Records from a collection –
*** Begin section ***

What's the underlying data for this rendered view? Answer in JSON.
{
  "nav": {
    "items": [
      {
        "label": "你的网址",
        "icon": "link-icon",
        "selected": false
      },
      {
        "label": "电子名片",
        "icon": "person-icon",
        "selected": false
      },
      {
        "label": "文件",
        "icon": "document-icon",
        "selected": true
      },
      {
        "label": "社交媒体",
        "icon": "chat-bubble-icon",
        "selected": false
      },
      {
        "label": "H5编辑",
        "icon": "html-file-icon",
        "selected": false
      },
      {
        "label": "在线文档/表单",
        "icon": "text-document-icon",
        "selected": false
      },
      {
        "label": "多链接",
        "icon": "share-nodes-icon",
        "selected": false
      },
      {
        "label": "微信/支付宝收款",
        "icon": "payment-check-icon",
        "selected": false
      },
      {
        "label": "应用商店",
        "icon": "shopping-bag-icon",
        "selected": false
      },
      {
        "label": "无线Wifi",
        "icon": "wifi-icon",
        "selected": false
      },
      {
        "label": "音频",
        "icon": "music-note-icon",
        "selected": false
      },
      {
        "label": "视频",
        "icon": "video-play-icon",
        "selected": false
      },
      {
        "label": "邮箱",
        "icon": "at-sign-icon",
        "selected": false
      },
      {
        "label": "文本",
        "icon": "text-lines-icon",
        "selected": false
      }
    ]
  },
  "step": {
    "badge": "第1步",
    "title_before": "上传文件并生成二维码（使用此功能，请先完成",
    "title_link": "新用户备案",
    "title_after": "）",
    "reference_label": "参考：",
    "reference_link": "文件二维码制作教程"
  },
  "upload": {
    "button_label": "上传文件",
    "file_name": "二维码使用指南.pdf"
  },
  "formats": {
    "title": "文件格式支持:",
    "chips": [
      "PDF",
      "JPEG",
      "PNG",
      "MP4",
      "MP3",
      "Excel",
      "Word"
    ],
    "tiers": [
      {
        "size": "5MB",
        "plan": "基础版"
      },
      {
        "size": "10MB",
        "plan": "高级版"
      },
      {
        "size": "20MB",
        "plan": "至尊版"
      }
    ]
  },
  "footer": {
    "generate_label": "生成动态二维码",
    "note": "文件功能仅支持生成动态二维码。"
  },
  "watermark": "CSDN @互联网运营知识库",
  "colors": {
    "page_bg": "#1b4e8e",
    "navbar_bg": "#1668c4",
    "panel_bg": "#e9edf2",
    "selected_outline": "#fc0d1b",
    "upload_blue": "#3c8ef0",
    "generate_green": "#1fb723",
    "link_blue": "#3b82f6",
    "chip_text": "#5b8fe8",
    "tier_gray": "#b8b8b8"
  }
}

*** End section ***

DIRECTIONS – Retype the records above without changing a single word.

ANSWER TO THE PROBLEM –
What's the underlying data for this rendered view? Answer in JSON.
{
  "nav": {
    "items": [
      {
        "label": "你的网址",
        "icon": "link-icon",
        "selected": false
      },
      {
        "label": "电子名片",
        "icon": "person-icon",
        "selected": false
      },
      {
        "label": "文件",
        "icon": "document-icon",
        "selected": true
      },
      {
        "label": "社交媒体",
        "icon": "chat-bubble-icon",
        "selected": false
      },
      {
        "label": "H5编辑",
        "icon": "html-file-icon",
        "selected": false
      },
      {
        "label": "在线文档/表单",
        "icon": "text-document-icon",
        "selected": false
      },
      {
        "label": "多链接",
        "icon": "share-nodes-icon",
        "selected": false
      },
      {
        "label": "微信/支付宝收款",
        "icon": "payment-check-icon",
        "selected": false
      },
      {
        "label": "应用商店",
        "icon": "shopping-bag-icon",
        "selected": false
      },
      {
        "label": "无线Wifi",
        "icon": "wifi-icon",
        "selected": false
      },
      {
        "label": "音频",
        "icon": "music-note-icon",
        "selected": false
      },
      {
        "label": "视频",
        "icon": "video-play-icon",
        "selected": false
      },
      {
        "label": "邮箱",
        "icon": "at-sign-icon",
        "selected": false
      },
      {
        "label": "文本",
        "icon": "text-lines-icon",
        "selected": false
      }
    ]
  },
  "step": {
    "badge": "第1步",
    "title_before": "上传文件并生成二维码（使用此功能，请先完成",
    "title_link": "新用户备案",
    "title_after": "）",
    "reference_label": "参考：",
    "reference_link": "文件二维码制作教程"
  },
  "upload": {
    "button_label": "上传文件",
    "file_name": "二维码使用指南.pdf"
  },
  "formats": {
    "title": "文件格式支持:",
    "chips": [
      "PDF",
      "JPEG",
      "PNG",
      "MP4",
      "MP3",
      "Excel",
      "Word"
    ],
    "tiers": [
      {
        "size": "5MB",
        "plan": "基础版"
      },
      {
        "size": "10MB",
        "plan": "高级版"
      },
      {
        "size": "20MB",
        "plan": "至尊版"
      }
    ]
  },
  "footer": {
    "generate_label": "生成动态二维码",
    "note": "文件功能仅支持生成动态二维码。"
  },
  "watermark": "CSDN @互联网运营知识库",
  "colors": {
    "page_bg": "#1b4e8e",
    "navbar_bg": "#1668c4",
    "panel_bg": "#e9edf2",
    "selected_outline": "#fc0d1b",
    "upload_blue": "#3c8ef0",
    "generate_green": "#1fb723",
    "link_blue": "#3b82f6",
    "chip_text": "#5b8fe8",
    "tier_gray": "#b8b8b8"
  }
}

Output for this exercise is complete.